From 16 February 1970 to 13 March 1972 placed at the marine barracks in The Hague. It was called Naval Barracks, but it was actually a large Army barracks called "Alexander Barracks" on the van Alkemadelaan in The Hague, and at there were a number of buildings and workspaces used by the Navy and they were collectively called the Naval Barracks The Hague, the rest was all Army forces with a separate Milva section for the female Armyforces on the north side. That was my second self-employed service in the Navy. Supplying those Barracks was still done the old-fashioned way. Each department managed its own stuff. I had to convert that to central management system. That meant that I was going to supply the entire Barracks plus the female Navy called "Marvahuis". They did find it difficult that their supplies were now done by someone else. I understood why, because then there could be no more cheating. In anticipation of my own desk, I was initially placed in the administration office between the writers at the then sergeant major writer Hoekstra (my future father-in-law). Shortly afterwards I was given a desk at the office of the non-commissioned officer of the police, who is also a sports instructor, the sergeant of the marines Sjaak Heijmans. Also from Brabant so a nice guy, ha, ha.

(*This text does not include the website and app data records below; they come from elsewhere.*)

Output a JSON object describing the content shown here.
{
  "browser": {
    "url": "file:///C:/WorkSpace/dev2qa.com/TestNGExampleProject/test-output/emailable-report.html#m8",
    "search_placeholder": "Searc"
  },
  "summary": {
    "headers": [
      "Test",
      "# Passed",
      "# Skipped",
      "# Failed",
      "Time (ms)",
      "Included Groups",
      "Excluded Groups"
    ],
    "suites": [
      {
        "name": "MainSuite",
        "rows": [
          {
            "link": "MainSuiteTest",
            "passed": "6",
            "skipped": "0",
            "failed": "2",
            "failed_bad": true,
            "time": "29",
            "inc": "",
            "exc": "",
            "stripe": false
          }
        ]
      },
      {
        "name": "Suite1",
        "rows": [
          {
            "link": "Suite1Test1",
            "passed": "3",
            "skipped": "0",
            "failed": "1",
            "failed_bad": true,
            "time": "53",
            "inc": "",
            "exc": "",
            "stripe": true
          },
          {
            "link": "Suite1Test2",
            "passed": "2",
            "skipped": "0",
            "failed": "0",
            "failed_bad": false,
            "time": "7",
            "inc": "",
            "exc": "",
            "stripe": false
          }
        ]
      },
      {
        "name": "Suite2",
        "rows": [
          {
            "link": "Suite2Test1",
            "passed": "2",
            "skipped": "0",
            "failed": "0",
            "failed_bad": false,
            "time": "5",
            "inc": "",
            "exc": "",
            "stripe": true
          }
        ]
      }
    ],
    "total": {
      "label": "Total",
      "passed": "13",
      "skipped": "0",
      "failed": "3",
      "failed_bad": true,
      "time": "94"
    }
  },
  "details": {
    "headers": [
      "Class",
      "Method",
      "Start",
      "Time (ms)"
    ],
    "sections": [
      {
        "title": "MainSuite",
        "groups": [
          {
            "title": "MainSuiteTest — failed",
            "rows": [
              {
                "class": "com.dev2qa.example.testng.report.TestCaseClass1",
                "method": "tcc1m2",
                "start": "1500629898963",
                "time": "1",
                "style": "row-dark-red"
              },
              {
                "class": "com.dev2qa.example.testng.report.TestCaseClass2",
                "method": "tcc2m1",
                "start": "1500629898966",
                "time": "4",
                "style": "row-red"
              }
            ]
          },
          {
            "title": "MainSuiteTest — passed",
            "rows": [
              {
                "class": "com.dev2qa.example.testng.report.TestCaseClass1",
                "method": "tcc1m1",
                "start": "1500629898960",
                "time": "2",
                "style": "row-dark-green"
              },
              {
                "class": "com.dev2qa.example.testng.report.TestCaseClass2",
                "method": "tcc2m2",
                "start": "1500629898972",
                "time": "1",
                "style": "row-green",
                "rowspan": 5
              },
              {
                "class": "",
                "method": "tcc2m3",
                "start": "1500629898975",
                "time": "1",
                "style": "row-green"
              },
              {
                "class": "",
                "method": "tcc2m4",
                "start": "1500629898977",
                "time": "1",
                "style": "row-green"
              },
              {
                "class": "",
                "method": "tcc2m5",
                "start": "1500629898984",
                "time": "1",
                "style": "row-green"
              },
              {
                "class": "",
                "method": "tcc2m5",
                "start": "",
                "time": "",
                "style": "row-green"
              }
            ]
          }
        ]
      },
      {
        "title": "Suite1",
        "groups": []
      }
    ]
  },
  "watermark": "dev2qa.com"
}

During the period that I was with Sjaak, I met my former commander of HMS. "The Seven Provinces". I already heard him coming, because we were always working with the door open. So we always saw everyone who works at the ministries passing by. They usually went to the administration office for their declarations and that applied to high and low. The only disadvantage was that if you didn't know the people personally you never knew who was walking by because everyone who worked at the ministry always wore plainclothes. Because that's how an admiral stood in front of you and the next moment there was a sailor in front of you. As soon as my old commander passed the doorway, he naturally saw me sitting there and stopped saying, "So Claesen, we will meet here again". I immediately answered with "Yes Colonel the Navy is only small" to which he immediately bounced back, "Been a Commander for a while now". In the meantime he had been promoted to Commander (In this case, commander is the lowest admiral rank) and he became head of the hydrographic service in The Hague. After that we took some old cows out of the ditch about our sailing time on board the cruiser.
During this period in The Hague I did a lot of sports (badminton and volleyball) and I also went horseback riding at a riding school in Scheveningen. I already did the latter in Bergen op Zoom where I still lived with my parents at the time. The distance to The Hague was too far to travel up and down by public transport every day, so I was a boarder there, which means that I also slept there in de Naval Barracks during the week and only went home at the weekends.
We had a pleasant team of corporals there, all of whom were on-board personnel and worked in the various departments of the ministry during the day. They were then spread all over The Hague. In the evenings we spent many a pleasant hour in the corporal's quarters or in the army canteen of the Barracks.
At one point, I and a few fellow corporals were invited by sergeant major Hoekstra to spend a pleasant evening at his home. Of course we didn't say no to that. At that time he lived in Gouda, not so far from The Hague. The three of us went there in one of our colleagues' car. That was Jan Rozenboom, a corporal writer who then worked in the automation. The other was Karel Verhoosel, also a corporal writer who worked in the financial management. Hoekstra often invited people to his home.
He shouldn't have done that now because I ended up hanging on to his daughter who I've been married to for almost fifty (2022) years now.
During this placement I thought about leaving the Navy. I was there for almost 12 years and I actually wanted something different. I then applied for a job at the fire brigade in both The Hague and Bergen op Zoom. Both forces advised me to think carefully about my intended decision and the risks that could possibly be attached to it. I did that and still came to the conclusion to stay safe in the Navy. Looking back, I did the right thing and had a nice career build.
I had a good time in the two years I was there. The last year I was no longer an on-board worker, but I was living with my future parents-in-law in Gouda. That distance could be traveled daily.
Images and additional information
(Most images can be enlarged by clicking on them.)
A cozy get-together with Dirk Vermeulen, the manager of the Naval Movie Library in The Hague. The corporal sitting next to me is Jan Rozeboom, my mate. Sadly passed away a few years ago from a very aggressive cancer. (I'm under the arrow)